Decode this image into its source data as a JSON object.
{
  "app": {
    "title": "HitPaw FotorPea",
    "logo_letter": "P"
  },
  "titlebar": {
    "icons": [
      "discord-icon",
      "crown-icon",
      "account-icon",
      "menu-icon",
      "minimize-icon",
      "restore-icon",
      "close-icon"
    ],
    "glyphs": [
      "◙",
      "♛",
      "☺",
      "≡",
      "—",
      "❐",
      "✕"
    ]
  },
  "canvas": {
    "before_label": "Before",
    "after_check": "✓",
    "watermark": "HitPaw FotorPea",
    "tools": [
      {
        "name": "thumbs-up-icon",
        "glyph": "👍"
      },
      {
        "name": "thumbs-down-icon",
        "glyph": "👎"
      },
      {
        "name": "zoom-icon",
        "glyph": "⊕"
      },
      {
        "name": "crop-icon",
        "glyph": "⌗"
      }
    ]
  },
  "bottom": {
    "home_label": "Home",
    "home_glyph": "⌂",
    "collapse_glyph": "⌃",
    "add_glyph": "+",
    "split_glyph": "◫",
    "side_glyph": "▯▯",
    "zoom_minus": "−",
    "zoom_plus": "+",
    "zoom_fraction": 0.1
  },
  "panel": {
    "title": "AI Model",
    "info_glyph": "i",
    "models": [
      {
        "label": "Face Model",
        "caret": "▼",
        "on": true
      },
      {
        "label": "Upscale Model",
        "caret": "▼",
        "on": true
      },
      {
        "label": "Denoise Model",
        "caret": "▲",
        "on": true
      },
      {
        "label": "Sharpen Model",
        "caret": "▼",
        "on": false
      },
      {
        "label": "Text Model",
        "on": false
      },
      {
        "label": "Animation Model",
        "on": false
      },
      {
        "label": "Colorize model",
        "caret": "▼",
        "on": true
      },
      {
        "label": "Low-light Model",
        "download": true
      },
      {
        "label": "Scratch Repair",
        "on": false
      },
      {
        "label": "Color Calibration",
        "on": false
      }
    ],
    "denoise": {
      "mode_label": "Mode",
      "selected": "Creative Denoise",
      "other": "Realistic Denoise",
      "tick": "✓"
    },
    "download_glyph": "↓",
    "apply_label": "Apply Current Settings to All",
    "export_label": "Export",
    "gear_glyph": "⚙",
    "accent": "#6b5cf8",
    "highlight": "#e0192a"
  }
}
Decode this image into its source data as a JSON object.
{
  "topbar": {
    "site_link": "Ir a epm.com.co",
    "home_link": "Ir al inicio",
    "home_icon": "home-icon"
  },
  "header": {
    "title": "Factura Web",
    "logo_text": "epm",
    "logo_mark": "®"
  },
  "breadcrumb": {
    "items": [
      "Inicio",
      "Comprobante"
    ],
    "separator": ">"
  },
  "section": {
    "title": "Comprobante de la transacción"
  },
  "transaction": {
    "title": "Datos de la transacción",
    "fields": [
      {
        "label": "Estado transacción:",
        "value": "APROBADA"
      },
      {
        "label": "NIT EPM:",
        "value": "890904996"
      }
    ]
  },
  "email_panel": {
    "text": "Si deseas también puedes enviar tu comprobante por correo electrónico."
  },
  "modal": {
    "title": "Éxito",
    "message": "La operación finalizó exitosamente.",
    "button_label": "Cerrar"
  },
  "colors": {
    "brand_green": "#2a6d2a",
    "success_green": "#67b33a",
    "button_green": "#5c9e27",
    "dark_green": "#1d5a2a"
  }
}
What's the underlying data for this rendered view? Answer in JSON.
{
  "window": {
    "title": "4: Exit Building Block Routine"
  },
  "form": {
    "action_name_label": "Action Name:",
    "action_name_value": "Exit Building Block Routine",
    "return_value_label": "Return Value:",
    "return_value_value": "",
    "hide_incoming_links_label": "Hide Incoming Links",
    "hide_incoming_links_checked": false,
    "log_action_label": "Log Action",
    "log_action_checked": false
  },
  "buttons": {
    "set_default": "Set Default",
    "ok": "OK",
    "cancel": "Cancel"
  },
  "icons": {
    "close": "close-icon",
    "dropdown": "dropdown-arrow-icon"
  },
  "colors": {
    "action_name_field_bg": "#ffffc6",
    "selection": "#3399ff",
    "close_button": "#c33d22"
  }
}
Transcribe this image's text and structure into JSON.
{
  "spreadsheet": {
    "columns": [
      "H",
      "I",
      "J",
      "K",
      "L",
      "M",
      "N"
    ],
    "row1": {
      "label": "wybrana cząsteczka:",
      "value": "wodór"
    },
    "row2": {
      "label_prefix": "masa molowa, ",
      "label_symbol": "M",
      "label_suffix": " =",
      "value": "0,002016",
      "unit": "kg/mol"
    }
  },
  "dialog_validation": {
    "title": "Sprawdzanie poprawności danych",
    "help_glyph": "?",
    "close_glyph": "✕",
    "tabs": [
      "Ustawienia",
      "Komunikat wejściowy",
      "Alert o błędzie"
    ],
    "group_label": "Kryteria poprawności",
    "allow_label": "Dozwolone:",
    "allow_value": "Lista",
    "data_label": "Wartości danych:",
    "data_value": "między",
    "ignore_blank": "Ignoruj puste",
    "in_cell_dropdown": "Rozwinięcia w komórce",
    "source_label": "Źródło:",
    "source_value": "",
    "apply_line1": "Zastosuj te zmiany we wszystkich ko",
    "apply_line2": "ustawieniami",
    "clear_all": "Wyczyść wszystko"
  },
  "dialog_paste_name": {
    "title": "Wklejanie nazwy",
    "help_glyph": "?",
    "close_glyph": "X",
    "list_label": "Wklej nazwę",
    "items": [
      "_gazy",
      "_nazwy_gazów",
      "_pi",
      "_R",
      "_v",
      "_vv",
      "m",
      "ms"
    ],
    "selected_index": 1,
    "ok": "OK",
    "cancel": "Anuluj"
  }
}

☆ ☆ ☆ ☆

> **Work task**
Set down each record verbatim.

> **Exercise result**
Decode this image into its source data as a JSON object.
{
  "app": {
    "title": "HitPaw FotorPea",
    "logo_letter": "P"
  },
  "titlebar": {
    "icons": [
      "discord-icon",
      "crown-icon",
      "account-icon",
      "menu-icon",
      "minimize-icon",
      "restore-icon",
      "close-icon"
    ],
    "glyphs": [
      "◙",
      "♛",
      "☺",
      "≡",
      "—",
      "❐",
      "✕"
    ]
  },
  "canvas": {
    "before_label": "Before",
    "after_check": "✓",
    "watermark": "HitPaw FotorPea",
    "tools": [
      {
        "name": "thumbs-up-icon",
        "glyph": "👍"
      },
      {
        "name": "thumbs-down-icon",
        "glyph": "👎"
      },
      {
        "name": "zoom-icon",
        "glyph": "⊕"
      },
      {
        "name": "crop-icon",
        "glyph": "⌗"
      }
    ]
  },
  "bottom": {
    "home_label": "Home",
    "home_glyph": "⌂",
    "collapse_glyph": "⌃",
    "add_glyph": "+",
    "split_glyph": "◫",
    "side_glyph": "▯▯",
    "zoom_minus": "−",
    "zoom_plus": "+",
    "zoom_fraction": 0.1
  },
  "panel": {
    "title": "AI Model",
    "info_glyph": "i",
    "models": [
      {
        "label": "Face Model",
        "caret": "▼",
        "on": true
      },
      {
        "label": "Upscale Model",
        "caret": "▼",
        "on": true
      },
      {
        "label": "Denoise Model",
        "caret": "▲",
        "on": true
      },
      {
        "label": "Sharpen Model",
        "caret": "▼",
        "on": false
      },
      {
        "label": "Text Model",
        "on": false
      },
      {
        "label": "Animation Model",
        "on": false
      },
      {
        "label": "Colorize model",
        "caret": "▼",
        "on": true
      },
      {
        "label": "Low-light Model",
        "download": true
      },
      {
        "label": "Scratch Repair",
        "on": false
      },
      {
        "label": "Color Calibration",
        "on": false
      }
    ],
    "denoise": {
      "mode_label": "Mode",
      "selected": "Creative Denoise",
      "other": "Realistic Denoise",
      "tick": "✓"
    },
    "download_glyph": "↓",
    "apply_label": "Apply Current Settings to All",
    "export_label": "Export",
    "gear_glyph": "⚙",
    "accent": "#6b5cf8",
    "highlight": "#e0192a"
  }
}
Decode this image into its source data as a JSON object.
{
  "topbar": {
    "site_link": "Ir a epm.com.co",
    "home_link": "Ir al inicio",
    "home_icon": "home-icon"
  },
  "header": {
    "title": "Factura Web",
    "logo_text": "epm",
    "logo_mark": "®"
  },
  "breadcrumb": {
    "items": [
      "Inicio",
      "Comprobante"
    ],
    "separator": ">"
  },
  "section": {
    "title": "Comprobante de la transacción"
  },
  "transaction": {
    "title": "Datos de la transacción",
    "fields": [
      {
        "label": "Estado transacción:",
        "value": "APROBADA"
      },
      {
        "label": "NIT EPM:",
        "value": "890904996"
      }
    ]
  },
  "email_panel": {
    "text": "Si deseas también puedes enviar tu comprobante por correo electrónico."
  },
  "modal": {
    "title": "Éxito",
    "message": "La operación finalizó exitosamente.",
    "button_label": "Cerrar"
  },
  "colors": {
    "brand_green": "#2a6d2a",
    "success_green": "#67b33a",
    "button_green": "#5c9e27",
    "dark_green": "#1d5a2a"
  }
}
What's the underlying data for this rendered view? Answer in JSON.
{
  "window": {
    "title": "4: Exit Building Block Routine"
  },
  "form": {
    "action_name_label": "Action Name:",
    "action_name_value": "Exit Building Block Routine",
    "return_value_label": "Return Value:",
    "return_value_value": "",
    "hide_incoming_links_label": "Hide Incoming Links",
    "hide_incoming_links_checked": false,
    "log_action_label": "Log Action",
    "log_action_checked": false
  },
  "buttons": {
    "set_default": "Set Default",
    "ok": "OK",
    "cancel": "Cancel"
  },
  "icons": {
    "close": "close-icon",
    "dropdown": "dropdown-arrow-icon"
  },
  "colors": {
    "action_name_field_bg": "#ffffc6",
    "selection": "#3399ff",
    "close_button": "#c33d22"
  }
}
Transcribe this image's text and structure into JSON.
{
  "spreadsheet": {
    "columns": [
      "H",
      "I",
      "J",
      "K",
      "L",
      "M",
      "N"
    ],
    "row1": {
      "label": "wybrana cząsteczka:",
      "value": "wodór"
    },
    "row2": {
      "label_prefix": "masa molowa, ",
      "label_symbol": "M",
      "label_suffix": " =",
      "value": "0,002016",
      "unit": "kg/mol"
    }
  },
  "dialog_validation": {
    "title": "Sprawdzanie poprawności danych",
    "help_glyph": "?",
    "close_glyph": "✕",
    "tabs": [
      "Ustawienia",
      "Komunikat wejściowy",
      "Alert o błędzie"
    ],
    "group_label": "Kryteria poprawności",
    "allow_label": "Dozwolone:",
    "allow_value": "Lista",
    "data_label": "Wartości danych:",
    "data_value": "między",
    "ignore_blank": "Ignoruj puste",
    "in_cell_dropdown": "Rozwinięcia w komórce",
    "source_label": "Źródło:",
    "source_value": "",
    "apply_line1": "Zastosuj te zmiany we wszystkich ko",
    "apply_line2": "ustawieniami",
    "clear_all": "Wyczyść wszystko"
  },
  "dialog_paste_name": {
    "title": "Wklejanie nazwy",
    "help_glyph": "?",
    "close_glyph": "X",
    "list_label": "Wklej nazwę",
    "items": [
      "_gazy",
      "_nazwy_gazów",
      "_pi",
      "_R",
      "_v",
      "_vv",
      "m",
      "ms"
    ],
    "selected_index": 1,
    "ok": "OK",
    "cancel": "Anuluj"
  }
}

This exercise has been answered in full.